─── Data listing ───
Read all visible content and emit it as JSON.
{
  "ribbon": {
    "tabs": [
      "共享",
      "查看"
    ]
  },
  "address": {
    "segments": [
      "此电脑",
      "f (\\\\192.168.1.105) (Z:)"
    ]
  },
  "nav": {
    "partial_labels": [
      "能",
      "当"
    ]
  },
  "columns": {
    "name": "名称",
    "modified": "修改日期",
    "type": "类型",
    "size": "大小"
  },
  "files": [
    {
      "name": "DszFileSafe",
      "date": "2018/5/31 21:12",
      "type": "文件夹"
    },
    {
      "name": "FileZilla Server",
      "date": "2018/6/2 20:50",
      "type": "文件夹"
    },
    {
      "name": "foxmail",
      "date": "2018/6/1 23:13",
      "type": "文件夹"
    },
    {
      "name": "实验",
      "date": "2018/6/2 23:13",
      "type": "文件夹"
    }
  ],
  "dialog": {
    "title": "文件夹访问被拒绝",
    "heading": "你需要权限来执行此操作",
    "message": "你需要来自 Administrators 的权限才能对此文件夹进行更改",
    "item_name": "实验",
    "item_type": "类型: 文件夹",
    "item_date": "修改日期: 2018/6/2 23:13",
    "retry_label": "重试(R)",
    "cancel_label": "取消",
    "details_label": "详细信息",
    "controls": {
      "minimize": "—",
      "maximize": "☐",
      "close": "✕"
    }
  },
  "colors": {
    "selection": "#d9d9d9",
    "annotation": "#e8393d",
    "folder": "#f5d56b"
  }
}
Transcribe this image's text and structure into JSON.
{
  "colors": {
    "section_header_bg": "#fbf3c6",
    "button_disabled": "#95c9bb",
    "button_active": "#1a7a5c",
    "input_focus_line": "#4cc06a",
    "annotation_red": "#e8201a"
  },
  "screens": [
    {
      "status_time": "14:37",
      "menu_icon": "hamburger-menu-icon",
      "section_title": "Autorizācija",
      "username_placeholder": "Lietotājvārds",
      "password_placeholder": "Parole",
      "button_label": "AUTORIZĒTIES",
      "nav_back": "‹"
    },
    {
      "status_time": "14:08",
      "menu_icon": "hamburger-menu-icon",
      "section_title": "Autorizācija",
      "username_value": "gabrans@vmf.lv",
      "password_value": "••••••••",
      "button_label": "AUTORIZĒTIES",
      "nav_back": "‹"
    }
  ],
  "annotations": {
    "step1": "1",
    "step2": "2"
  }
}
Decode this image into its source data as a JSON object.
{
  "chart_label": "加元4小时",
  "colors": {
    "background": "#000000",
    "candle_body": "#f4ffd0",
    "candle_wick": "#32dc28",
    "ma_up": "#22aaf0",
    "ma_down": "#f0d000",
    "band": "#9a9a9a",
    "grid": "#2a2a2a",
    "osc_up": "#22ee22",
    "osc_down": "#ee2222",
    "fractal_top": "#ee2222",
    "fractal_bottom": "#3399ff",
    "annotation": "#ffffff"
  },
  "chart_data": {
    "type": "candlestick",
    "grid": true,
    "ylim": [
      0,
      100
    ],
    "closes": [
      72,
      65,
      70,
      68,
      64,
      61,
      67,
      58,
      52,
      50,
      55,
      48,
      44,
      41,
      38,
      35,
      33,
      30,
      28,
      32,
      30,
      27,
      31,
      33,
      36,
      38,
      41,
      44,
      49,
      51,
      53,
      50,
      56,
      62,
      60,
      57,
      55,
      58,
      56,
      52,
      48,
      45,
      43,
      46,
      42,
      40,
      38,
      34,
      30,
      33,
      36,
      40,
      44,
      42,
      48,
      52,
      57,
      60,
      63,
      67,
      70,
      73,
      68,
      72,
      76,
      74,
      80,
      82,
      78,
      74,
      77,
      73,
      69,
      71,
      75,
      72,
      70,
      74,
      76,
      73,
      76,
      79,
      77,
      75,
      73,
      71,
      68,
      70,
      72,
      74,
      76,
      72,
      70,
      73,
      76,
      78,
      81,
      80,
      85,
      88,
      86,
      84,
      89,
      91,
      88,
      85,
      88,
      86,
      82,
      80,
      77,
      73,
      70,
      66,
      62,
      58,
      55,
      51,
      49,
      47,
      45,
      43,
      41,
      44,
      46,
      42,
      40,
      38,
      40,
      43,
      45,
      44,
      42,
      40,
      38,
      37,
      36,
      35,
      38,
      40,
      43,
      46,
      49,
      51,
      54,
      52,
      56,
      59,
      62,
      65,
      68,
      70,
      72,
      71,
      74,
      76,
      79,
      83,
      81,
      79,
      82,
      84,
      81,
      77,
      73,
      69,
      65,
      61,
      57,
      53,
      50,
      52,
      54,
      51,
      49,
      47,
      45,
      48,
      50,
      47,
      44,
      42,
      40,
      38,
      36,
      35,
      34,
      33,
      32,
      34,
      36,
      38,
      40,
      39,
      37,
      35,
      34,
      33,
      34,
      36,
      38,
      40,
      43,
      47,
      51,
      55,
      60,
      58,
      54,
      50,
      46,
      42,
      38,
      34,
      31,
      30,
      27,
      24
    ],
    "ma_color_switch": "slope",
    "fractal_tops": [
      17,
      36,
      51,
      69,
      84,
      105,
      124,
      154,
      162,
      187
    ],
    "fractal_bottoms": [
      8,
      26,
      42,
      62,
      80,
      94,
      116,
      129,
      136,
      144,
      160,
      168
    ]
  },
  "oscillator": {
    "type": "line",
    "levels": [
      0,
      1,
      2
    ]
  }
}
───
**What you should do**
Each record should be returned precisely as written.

**Written answer**
Read all visible content and emit it as JSON.
{
  "ribbon": {
    "tabs": [
      "共享",
      "查看"
    ]
  },
  "address": {
    "segments": [
      "此电脑",
      "f (\\\\192.168.1.105) (Z:)"
    ]
  },
  "nav": {
    "partial_labels": [
      "能",
      "当"
    ]
  },
  "columns": {
    "name": "名称",
    "modified": "修改日期",
    "type": "类型",
    "size": "大小"
  },
  "files": [
    {
      "name": "DszFileSafe",
      "date": "2018/5/31 21:12",
      "type": "文件夹"
    },
    {
      "name": "FileZilla Server",
      "date": "2018/6/2 20:50",
      "type": "文件夹"
    },
    {
      "name": "foxmail",
      "date": "2018/6/1 23:13",
      "type": "文件夹"
    },
    {
      "name": "实验",
      "date": "2018/6/2 23:13",
      "type": "文件夹"
    }
  ],
  "dialog": {
    "title": "文件夹访问被拒绝",
    "heading": "你需要权限来执行此操作",
    "message": "你需要来自 Administrators 的权限才能对此文件夹进行更改",
    "item_name": "实验",
    "item_type": "类型: 文件夹",
    "item_date": "修改日期: 2018/6/2 23:13",
    "retry_label": "重试(R)",
    "cancel_label": "取消",
    "details_label": "详细信息",
    "controls": {
      "minimize": "—",
      "maximize": "☐",
      "close": "✕"
    }
  },
  "colors": {
    "selection": "#d9d9d9",
    "annotation": "#e8393d",
    "folder": "#f5d56b"
  }
}
Transcribe this image's text and structure into JSON.
{
  "colors": {
    "section_header_bg": "#fbf3c6",
    "button_disabled": "#95c9bb",
    "button_active": "#1a7a5c",
    "input_focus_line": "#4cc06a",
    "annotation_red": "#e8201a"
  },
  "screens": [
    {
      "status_time": "14:37",
      "menu_icon": "hamburger-menu-icon",
      "section_title": "Autorizācija",
      "username_placeholder": "Lietotājvārds",
      "password_placeholder": "Parole",
      "button_label": "AUTORIZĒTIES",
      "nav_back": "‹"
    },
    {
      "status_time": "14:08",
      "menu_icon": "hamburger-menu-icon",
      "section_title": "Autorizācija",
      "username_value": "gabrans@vmf.lv",
      "password_value": "••••••••",
      "button_label": "AUTORIZĒTIES",
      "nav_back": "‹"
    }
  ],
  "annotations": {
    "step1": "1",
    "step2": "2"
  }
}
Decode this image into its source data as a JSON object.
{
  "chart_label": "加元4小时",
  "colors": {
    "background": "#000000",
    "candle_body": "#f4ffd0",
    "candle_wick": "#32dc28",
    "ma_up": "#22aaf0",
    "ma_down": "#f0d000",
    "band": "#9a9a9a",
    "grid": "#2a2a2a",
    "osc_up": "#22ee22",
    "osc_down": "#ee2222",
    "fractal_top": "#ee2222",
    "fractal_bottom": "#3399ff",
    "annotation": "#ffffff"
  },
  "chart_data": {
    "type": "candlestick",
    "grid": true,
    "ylim": [
      0,
      100
    ],
    "closes": [
      72,
      65,
      70,
      68,
      64,
      61,
      67,
      58,
      52,
      50,
      55,
      48,
      44,
      41,
      38,
      35,
      33,
      30,
      28,
      32,
      30,
      27,
      31,
      33,
      36,
      38,
      41,
      44,
      49,
      51,
      53,
      50,
      56,
      62,
      60,
      57,
      55,
      58,
      56,
      52,
      48,
      45,
      43,
      46,
      42,
      40,
      38,
      34,
      30,
      33,
      36,
      40,
      44,
      42,
      48,
      52,
      57,
      60,
      63,
      67,
      70,
      73,
      68,
      72,
      76,
      74,
      80,
      82,
      78,
      74,
      77,
      73,
      69,
      71,
      75,
      72,
      70,
      74,
      76,
      73,
      76,
      79,
      77,
      75,
      73,
      71,
      68,
      70,
      72,
      74,
      76,
      72,
      70,
      73,
      76,
      78,
      81,
      80,
      85,
      88,
      86,
      84,
      89,
      91,
      88,
      85,
      88,
      86,
      82,
      80,
      77,
      73,
      70,
      66,
      62,
      58,
      55,
      51,
      49,
      47,
      45,
      43,
      41,
      44,
      46,
      42,
      40,
      38,
      40,
      43,
      45,
      44,
      42,
      40,
      38,
      37,
      36,
      35,
      38,
      40,
      43,
      46,
      49,
      51,
      54,
      52,
      56,
      59,
      62,
      65,
      68,
      70,
      72,
      71,
      74,
      76,
      79,
      83,
      81,
      79,
      82,
      84,
      81,
      77,
      73,
      69,
      65,
      61,
      57,
      53,
      50,
      52,
      54,
      51,
      49,
      47,
      45,
      48,
      50,
      47,
      44,
      42,
      40,
      38,
      36,
      35,
      34,
      33,
      32,
      34,
      36,
      38,
      40,
      39,
      37,
      35,
      34,
      33,
      34,
      36,
      38,
      40,
      43,
      47,
      51,
      55,
      60,
      58,
      54,
      50,
      46,
      42,
      38,
      34,
      31,
      30,
      27,
      24
    ],
    "ma_color_switch": "slope",
    "fractal_tops": [
      17,
      36,
      51,
      69,
      84,
      105,
      124,
      154,
      162,
      187
    ],
    "fractal_bottoms": [
      8,
      26,
      42,
      62,
      80,
      94,
      116,
      129,
      136,
      144,
      160,
      168
    ]
  },
  "oscillator": {
    "type": "line",
    "levels": [
      0,
      1,
      2
    ]
  }
}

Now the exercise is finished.